According to CBK, loans of about Sh87 billion had been restructured, with sectors that have been hard-hit by the pandemic such as hospitality, transport and real estate among the major beneficiaries.
NCBA, an amalgamation of formerly CBA and NIC, also hinted at the distress of mobile loan payments. NCBA runs M-Shwari, a mobile lending platform, which it co-owns with telecommunications provider Safaricom.
“The group notes the increase in levels of non-performing loans, especially in the transport and manufacturing sectors and on the mobile loan portfolio and has taken proactive steps to increase provisions coverage through an increase in its impairment provisions,” said NCBA in a statement.
Habil Olaka, the chief executive of Kenya Bankers Association (KBA), a bank lobby, said the flexibility in loan loss provisioning offered by CBK, applied to loans that experienced problems after March 2.
“In other words, the loans experiencing problems in the first quarter are not essentially Covid-related,” said Olaka.
However, analysts insist that the current loan provisioning is Covid-19-related, at least as part of the prevailing financial accounting standard, IFRS9, which is forward-looking.
IFRS9 replaced IAS39, which allowed for provisioning after a loan had gone for more than three months without being serviced. As such, way before Kenya reported its first case of Covid-19, banks had already flagged accounts that were likely to be affected by travel restrictions as China and Europe implemented lockdown measures.

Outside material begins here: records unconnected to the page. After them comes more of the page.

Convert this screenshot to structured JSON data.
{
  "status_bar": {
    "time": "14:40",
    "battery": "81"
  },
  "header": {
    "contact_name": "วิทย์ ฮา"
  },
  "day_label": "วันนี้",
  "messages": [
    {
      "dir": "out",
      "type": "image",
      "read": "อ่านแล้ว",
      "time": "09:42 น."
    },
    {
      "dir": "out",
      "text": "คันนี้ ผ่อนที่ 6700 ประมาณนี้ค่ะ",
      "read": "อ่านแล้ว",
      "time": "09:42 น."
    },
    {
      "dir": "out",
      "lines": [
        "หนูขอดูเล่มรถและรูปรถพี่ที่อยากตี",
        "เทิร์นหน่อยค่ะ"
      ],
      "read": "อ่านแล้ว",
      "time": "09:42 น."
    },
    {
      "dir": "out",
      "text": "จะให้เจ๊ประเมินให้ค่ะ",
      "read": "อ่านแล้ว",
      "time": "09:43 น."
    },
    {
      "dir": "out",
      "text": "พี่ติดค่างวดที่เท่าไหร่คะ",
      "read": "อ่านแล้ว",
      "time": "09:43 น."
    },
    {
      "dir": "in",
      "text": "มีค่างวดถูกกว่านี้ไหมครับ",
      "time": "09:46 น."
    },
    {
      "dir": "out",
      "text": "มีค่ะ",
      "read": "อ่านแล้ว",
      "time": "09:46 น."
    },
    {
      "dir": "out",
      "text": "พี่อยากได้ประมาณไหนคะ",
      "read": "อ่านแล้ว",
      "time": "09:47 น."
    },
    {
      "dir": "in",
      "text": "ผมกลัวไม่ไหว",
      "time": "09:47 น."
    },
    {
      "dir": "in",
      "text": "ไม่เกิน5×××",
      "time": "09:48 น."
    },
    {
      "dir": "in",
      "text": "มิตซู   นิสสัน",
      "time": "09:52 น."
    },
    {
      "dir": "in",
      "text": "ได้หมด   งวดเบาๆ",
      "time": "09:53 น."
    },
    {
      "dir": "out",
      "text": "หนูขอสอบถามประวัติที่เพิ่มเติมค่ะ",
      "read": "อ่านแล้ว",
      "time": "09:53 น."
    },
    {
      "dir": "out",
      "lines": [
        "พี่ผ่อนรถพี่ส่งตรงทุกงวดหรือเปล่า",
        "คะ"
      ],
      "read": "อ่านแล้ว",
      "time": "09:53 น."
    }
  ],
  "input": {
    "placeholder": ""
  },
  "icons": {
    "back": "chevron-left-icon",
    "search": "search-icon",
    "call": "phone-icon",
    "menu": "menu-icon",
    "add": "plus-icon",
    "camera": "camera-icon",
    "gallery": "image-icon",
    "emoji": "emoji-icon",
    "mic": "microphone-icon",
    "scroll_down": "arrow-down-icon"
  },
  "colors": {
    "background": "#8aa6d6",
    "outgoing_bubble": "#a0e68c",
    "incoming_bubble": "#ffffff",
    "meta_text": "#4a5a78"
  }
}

“The current accounting standard, IFRS9, management is supposed to have a forward-look to the probability of default,” said Martin Kirimi, a senior researcher at Standard Investment Bank.
Provisioning, said Kirimi, will also happen when clients are given repayment holidays as their stress moves a notch higher as a result of the restructuring.
IFRS9 has four levels. These are “normal and watch”, “substandard”, “doubtful debts” and “loss.”
“We do expect that these loan-loss provisions will explode starting from the second quarter because that is when the current macros really toughened up,” explained Kirimi.
“We foresee maybe a relaxation on the regulations when it comes to classification, that is how long before a loan is considered non-performing,” said David Gitau, an investment analyst at Cytonn Investments.
“This would also help conserve the banks’ capital to avoid a crisis if Covid-19 extends,” added Gitau.
Although the economic effects of the pandemic are yet to begin manifesting on banks’ balance sheets, analysts believe with a lot of borrowers being left without a source of income, most of them will struggle to service their loans.
A survey by the Kenya National Bureau of Statistics shows that by April, the number of people outside the labour force increased by four million. By December, there were seven million who were either actively looking for work or were completely inactive. They have since increased to 11 million.
Nine in 10 of those who said there were without work said they were not sure when they could go back to work. A third of the respondents struggled to pay rent in the month of April. Such an environment, experts noted, is going to be difficult for banks.
The ratio of gross non-performing loans (NPLs) to gross loans stood at 12.5 per cent in March compared to 12.7 per cent in February, mainly because gross loans grew faster than bad loans, according to CBK. The regulator said it would provide flexibility to banks with regard to requirements for loan classification and provisioning that were performing on March 2, 2020 and whose repayment period was extended or were restructured due to the pandemic.